It’s almost impossible to avoid the Man from the Barka (the Darling River) in this year’s Sydney Biennale. He greets you at the impressive Cutaway beneath Barangaroo’s artifical parkland with a mighty Ngatji – Rainbow Serpent – in stainless steel. At the Art Gallery of NSW his skill at lino-carving the curves of his riverine Country has survived a massive expansion taking up the whole of one side of the main hall and again in the Old Courts, where another is a backdrop to a flotilla of river craft by different First Nations clans.

This show ain’t called ‘rivus‘ – Latin for stream – for nothing.

But actually, the Badger’s finest current contribution to Sydney, which will survive long after a dozen Biennales have come and gone, is tucked away in Darlinghurst. But it’s well worth a visit. For the Ramsey Foundation – more associated with academic angst than Indigenous commissioning – has employed Bates to design ornamental gates to their recently opened HQ, in a former Christian Science church.

His magnificent response protects the three gaps between the church’s faux-Grecian columns, and offers that Ngatji again, the Barka itself – or is it a willy-willy carrying the legendary Seven Sisters skywards – and a clutch of Darling Lillies surmounted by totemic eagle and crow. Bates is an eagle. On the temple’s antechamber ceiling, he’s painted the heavens from a First Nations perspective – the Dark Emu prominent.

It’s a magnificent response to the City of Sydney’s requirement that Ramsey added something of cultural value to their repurposing of the temple. As ever, with something of this substance, it wasn’t a solo effort. But the essential blacksmithing by Matt Mewburn in an Everley forge served to bring back memories for the Badger of his Irish great-grandfather, Pappa George, who’s fiery work was so admired by the youngster 70 years ago. Bates also claimed an Everley connection: “Our people worked in the railway sheds there. This all made it so much easier to work out the transformation from image to 3D with Matt, and push the central gates up to 4.3metres”.
Inside, the Ramsey Foundation’s main foyer continues in Indigenous mode with wall-works by Julie Gough and Lorraine Connelley-Northey, and a line of Dilly Bags woven in “salvaged wool” by a relative, Lucy Williams Connelley.

Apart from this Liverpool Street draw-card, surely the Biennale of Sydney’s big hit is the Barangaroo Cutaway. This massive cavity feels fully engaged for the first time, with one bamboo work by Sydney’s Cave Urban cooperative stretching its full length. Apart from the fine Bates/Mewburn Ngatji, a serious conceptual First Nations contribution comes from D Harding – the Gungalu/Bidjura artist who used to be known as Dale, but who now opts for the pronoun ‘they’. They have created a work which many will ignore, for its extensive recyclable cardboard surface appears almost untouched.
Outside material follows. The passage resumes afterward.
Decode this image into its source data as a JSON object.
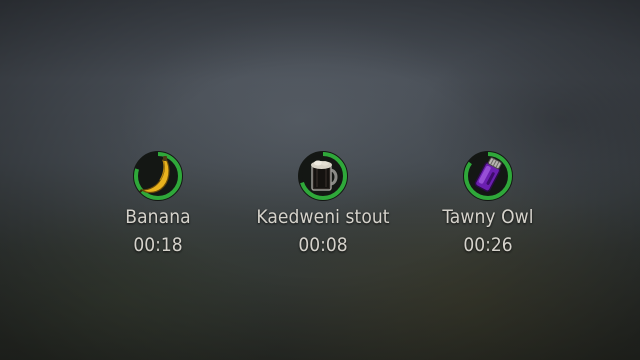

In fact, D walked its considerable length many times holding a wet brush, his constant pressure eventually capturing a faint simulacrum of Mimosa Creek on Country near Worrabinda, the former Queensland mission where his family live. The Creek has gone dry, and his Uncles Milton and Steve are keenly trying to revive it with a 200 km walk down to the Dawson River. Private landowners are reluctant to permit access and barbed wire fences don’t encourage visitation. “We need to get Aborigines back in touch with the country’s waterways”, D told the audience at a BOS opening weekend talk. “This Country has evidence of 19,000 years of understanding”.

Bringing conceptualism into the Herrmansberg School of painting might seem a stretch. But
the mob at Iltja Ntjarra in Mparntwe are doing their best to add spice to their familiar water-colours. How about taking a once bright red road-sign warning of roadwork ahead – a male figure in the act of digging – and have him excavate a serene Namatjira-style landscape. That’s what Selma Nunay Coulthard has done rather effectively – along with similar road-sign amendments by Vanessa and Dellina Inkamala, Betty and Marcus Wheeler and Mervyn Rubuntja.

A selling exhibition of similar works is at Cross Arts in Sydney’s Kings Cross until 15th April.

There’s more Indigenous politics as the BOS returns to Wharf 2/3 along Hickson Road. Now primarily a base for arts organisations, some of the timbered masterpiece has been reserved for displays. And the folks on the Torres Strait Islands want to remind us that they are often a lot closer to the rising seas than this elevated wharf is. Under the guidance of Yessie Mosby, they’ve accumulated multiple panels of protest material under the rubric, ‘Oceans Are Rising, So Are We’.

All grist to ‘rivus‘ mill – the environment is at the core of all Biennale artists’ contributions, which many may find clearer than some of the nebulous concepts supposedly guiding Biennales past. Perhaps there are a few too many retorts passing water to little purpose. But generally, across five venues featuring 330 artworks from eighty-nine participants, we are given pause for thought.